Copy out every line of the records where the string "thinkbox" occurs.

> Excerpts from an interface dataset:
----------
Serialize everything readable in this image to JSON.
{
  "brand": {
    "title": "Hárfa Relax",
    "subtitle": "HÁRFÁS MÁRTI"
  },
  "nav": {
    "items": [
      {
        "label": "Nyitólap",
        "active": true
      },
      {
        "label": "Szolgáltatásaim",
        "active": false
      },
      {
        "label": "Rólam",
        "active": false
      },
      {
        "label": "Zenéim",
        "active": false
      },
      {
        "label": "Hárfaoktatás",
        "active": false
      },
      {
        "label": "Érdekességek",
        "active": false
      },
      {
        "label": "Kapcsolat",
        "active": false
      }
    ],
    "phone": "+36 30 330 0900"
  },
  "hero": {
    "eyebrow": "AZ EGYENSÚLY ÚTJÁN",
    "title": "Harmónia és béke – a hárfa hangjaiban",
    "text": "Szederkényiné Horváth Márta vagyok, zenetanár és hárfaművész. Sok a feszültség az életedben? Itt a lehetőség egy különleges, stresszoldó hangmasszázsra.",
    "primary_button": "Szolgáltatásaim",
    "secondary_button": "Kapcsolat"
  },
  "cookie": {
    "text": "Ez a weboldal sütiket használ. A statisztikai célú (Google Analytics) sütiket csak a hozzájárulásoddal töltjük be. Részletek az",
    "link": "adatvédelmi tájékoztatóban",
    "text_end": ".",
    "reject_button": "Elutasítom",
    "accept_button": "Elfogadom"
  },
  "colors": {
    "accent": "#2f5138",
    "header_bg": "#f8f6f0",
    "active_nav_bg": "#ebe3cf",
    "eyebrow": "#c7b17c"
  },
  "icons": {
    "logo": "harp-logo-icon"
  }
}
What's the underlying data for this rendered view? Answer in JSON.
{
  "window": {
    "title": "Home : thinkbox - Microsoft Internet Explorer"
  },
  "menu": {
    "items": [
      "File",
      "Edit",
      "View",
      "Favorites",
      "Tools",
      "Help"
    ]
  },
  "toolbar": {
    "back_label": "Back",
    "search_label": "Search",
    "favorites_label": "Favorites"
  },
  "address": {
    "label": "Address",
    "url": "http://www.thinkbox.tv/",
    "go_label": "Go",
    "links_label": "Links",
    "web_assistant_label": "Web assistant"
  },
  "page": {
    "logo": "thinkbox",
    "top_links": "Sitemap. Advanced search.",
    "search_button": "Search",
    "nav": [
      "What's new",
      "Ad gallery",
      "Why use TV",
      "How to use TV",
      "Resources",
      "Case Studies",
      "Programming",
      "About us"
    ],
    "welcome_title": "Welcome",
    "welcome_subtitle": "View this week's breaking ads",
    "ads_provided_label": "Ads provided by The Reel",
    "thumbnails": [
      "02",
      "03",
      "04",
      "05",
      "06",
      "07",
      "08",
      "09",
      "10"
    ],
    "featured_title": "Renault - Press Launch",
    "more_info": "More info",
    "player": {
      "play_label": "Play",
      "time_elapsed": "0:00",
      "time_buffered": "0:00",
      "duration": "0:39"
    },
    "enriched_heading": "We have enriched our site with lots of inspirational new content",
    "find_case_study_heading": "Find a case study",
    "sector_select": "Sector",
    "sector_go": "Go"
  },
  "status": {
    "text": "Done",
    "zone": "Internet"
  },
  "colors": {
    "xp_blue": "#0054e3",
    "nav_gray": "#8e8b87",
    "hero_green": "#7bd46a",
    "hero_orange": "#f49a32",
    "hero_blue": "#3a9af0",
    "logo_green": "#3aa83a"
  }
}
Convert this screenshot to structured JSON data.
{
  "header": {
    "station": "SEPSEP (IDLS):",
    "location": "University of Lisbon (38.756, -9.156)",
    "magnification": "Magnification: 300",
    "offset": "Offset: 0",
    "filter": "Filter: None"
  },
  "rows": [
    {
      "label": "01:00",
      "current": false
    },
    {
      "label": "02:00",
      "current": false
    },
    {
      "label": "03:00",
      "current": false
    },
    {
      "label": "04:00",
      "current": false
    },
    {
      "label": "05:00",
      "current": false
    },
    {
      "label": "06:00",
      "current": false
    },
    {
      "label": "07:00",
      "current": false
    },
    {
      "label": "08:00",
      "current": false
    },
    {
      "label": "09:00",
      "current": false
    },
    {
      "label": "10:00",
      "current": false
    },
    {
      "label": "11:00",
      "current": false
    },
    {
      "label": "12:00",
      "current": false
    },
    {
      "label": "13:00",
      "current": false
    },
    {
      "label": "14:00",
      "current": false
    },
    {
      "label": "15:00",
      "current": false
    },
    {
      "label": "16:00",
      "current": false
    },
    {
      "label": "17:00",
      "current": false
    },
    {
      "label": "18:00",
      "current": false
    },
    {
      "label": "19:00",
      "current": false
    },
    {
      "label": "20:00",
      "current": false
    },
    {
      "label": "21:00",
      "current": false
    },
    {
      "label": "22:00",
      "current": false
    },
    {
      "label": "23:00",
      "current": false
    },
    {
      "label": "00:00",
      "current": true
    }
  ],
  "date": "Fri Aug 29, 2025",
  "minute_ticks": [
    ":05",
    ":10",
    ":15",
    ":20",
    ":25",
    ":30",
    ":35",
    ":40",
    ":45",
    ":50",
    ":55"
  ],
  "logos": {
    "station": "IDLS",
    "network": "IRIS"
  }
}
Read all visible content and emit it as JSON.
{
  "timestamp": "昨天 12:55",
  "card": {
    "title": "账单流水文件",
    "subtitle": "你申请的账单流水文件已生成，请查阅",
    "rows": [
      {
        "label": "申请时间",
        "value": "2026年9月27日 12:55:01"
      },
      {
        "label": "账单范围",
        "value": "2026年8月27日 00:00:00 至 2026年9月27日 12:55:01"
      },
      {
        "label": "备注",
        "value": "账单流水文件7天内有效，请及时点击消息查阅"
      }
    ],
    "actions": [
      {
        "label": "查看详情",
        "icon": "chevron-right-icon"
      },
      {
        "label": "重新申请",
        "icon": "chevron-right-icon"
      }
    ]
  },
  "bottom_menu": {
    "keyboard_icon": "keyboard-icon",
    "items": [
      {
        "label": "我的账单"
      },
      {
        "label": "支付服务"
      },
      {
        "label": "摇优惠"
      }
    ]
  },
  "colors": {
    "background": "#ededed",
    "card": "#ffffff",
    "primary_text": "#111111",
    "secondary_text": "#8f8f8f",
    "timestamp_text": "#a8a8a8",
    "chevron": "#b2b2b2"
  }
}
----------
> Response below:
    "title": "Home : thinkbox - Microsoft Internet Explorer"
    "url": "http://www.thinkbox.tv/",
    "logo": "thinkbox",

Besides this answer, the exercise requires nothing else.